Ellie: I would best describe it as like teen pop. It’s similar to what Olivia Rodrigo is making right now with a little bit of Billie Eilish.  We started playing covers from our favorite bands like No Doubt, Neko Case, and Death Cab for Cutie, so we kind of grew from there.

How, if at all, did growing up in Seattle influence your music at all?

Ellie: A lot of it has been having so many local musicians to directly contact [and ask questions] about how they can help us and how we can grow. There are so many amazing Seattle artists who are willing to help young artists like us. We were in a program called More Music at the Moore, we got to play at the Moore Theatre, and we met a ton of artists through that.  That’s a Seattle opportunity that isn’t really anywhere else.

Maia: [Moore Music at the Moore] was so collaborative. The entire thing was just us working with other musicians. And I feel like we not only made great friendships but connections that we’ll have for the rest of our musical careers.

Hudson: The connections that we’ve made with more established older musicians have been so helpful. If we’re struggling with something like recording music or finding venues, it’s been so helpful to have those resources to reach out to. I think Seattle is just a really tight-knit community.

What it’s like to be mentored by the one and only Eva Walker?

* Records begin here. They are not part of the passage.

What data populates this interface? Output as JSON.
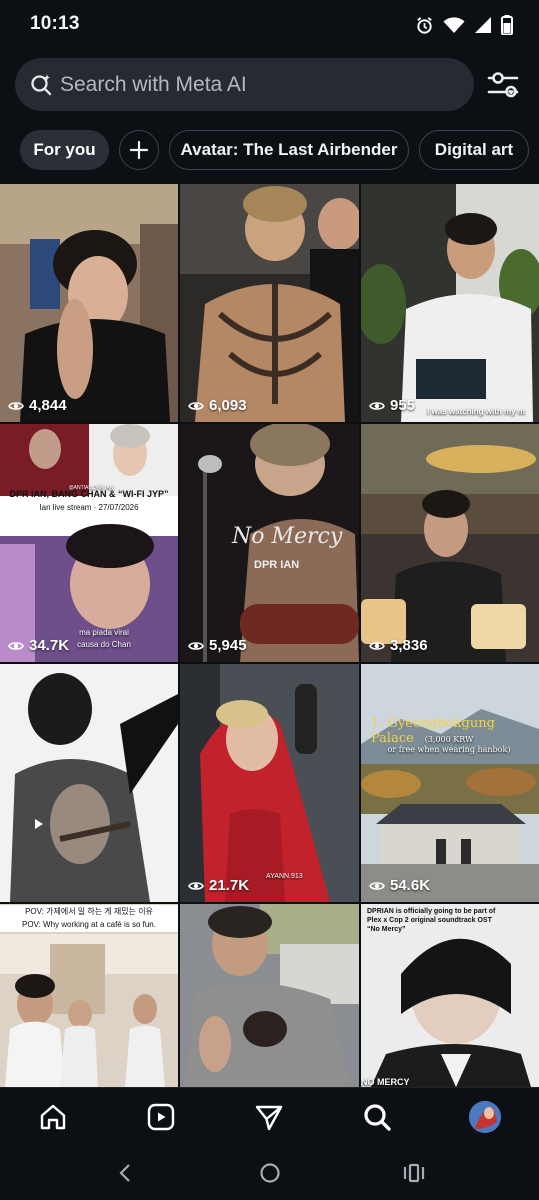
{
  "status_bar": {
    "time": "10:13",
    "icons": [
      "alarm-icon",
      "wifi-icon",
      "cellular-signal-icon",
      "battery-icon"
    ]
  },
  "search": {
    "placeholder": "Search with Meta AI"
  },
  "chips": [
    {
      "label": "For you",
      "active": true
    },
    {
      "label": "+",
      "icon": "plus-icon"
    },
    {
      "label": "Avatar: The Last Airbender"
    },
    {
      "label": "Digital art"
    }
  ],
  "tiles": [
    {
      "views": "4,844"
    },
    {
      "views": "6,093"
    },
    {
      "views": "955",
      "caption": "i was watching with my m"
    },
    {
      "views": "34.7K",
      "caption_top": "DPR IAN, BANG CHAN & “WI-FI JYP”",
      "caption_sub": "Ian live stream · 27/07/2026",
      "caption_side": "ma piada viral causa do Chan",
      "watermark": "@ANTIAB.DPR.IAN"
    },
    {
      "views": "5,945",
      "title": "No Mercy",
      "subtitle": "DPR IAN"
    },
    {
      "views": "3,836"
    },
    {
      "views": ""
    },
    {
      "views": "21.7K",
      "watermark": "AYANN.913"
    },
    {
      "views": "54.6K",
      "title": "1. Gyeongbokgung Palace",
      "subtitle": "(3,000 KRW",
      "subtitle2": "or free when wearing hanbok)"
    },
    {
      "views": "",
      "caption_top": "POV: 가제에서 일 하는 게 재밌는 이유",
      "caption_sub": "POV: Why working at a café is so fun."
    },
    {
      "views": ""
    },
    {
      "views": "",
      "caption_top": "DPRIAN is officially going to be part of Plex x Cop 2 original soundtrack OST “No Mercy”",
      "footer": "NO MERCY"
    }
  ],
  "bottom_nav": [
    "home-icon",
    "reels-icon",
    "send-icon",
    "search-icon",
    "profile-avatar"
  ],
  "system_nav": [
    "back-icon",
    "home-circle-icon",
    "recents-icon"
  ],
  "colors": {
    "background": "#0c0f14",
    "search_bg": "#272a31",
    "chip_active_bg": "#2b2f37"
  }
}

Ellie: Eva is so quick to help us with everything. With the song we’re releasing, we’ve been sending her versions of it [during production] and she’s given us the most honest advice ever.

Thompson: She also redirects us to other musicians to help us as well.

Hudson: We would not be anywhere without her.

Can you tell us about some of the music you’ve been writing?

Hudson:  Most of the songs we’ve been writing tie into what our future album is going to be about. They’re mostly all about people and what people do — you know, we’re teenagers and it’s a whirlwind, so we might as well write it down.

Ellie: I think when COVID happened we were finally able to take a moment to process all of the things that we had gone through in the past two years, and a lot of that went into our music.

Hudson: It’s been really fun because the four of us are so close and we know each other so well that when we write a song, we know the backstory about it because we’re all involved in each other’s drama.

What can you tell us about your new single “BAD 4 U”?

Hudson: I wrote the song at the start of quarantine, and I honestly wasn’t going to bring it to the band; it was just gonna be my personal little song. It’s kind of like a conversation between me and Thompson about a boy who I liked, but was not necessarily the best person for me…

Thompson: I knew it all along!

Hudson: It’s a fun back-and-forth song between the two of us. I think it’s very relatable, especially for people our age.

You can stream their new single on Spotify or wherever you listen to music.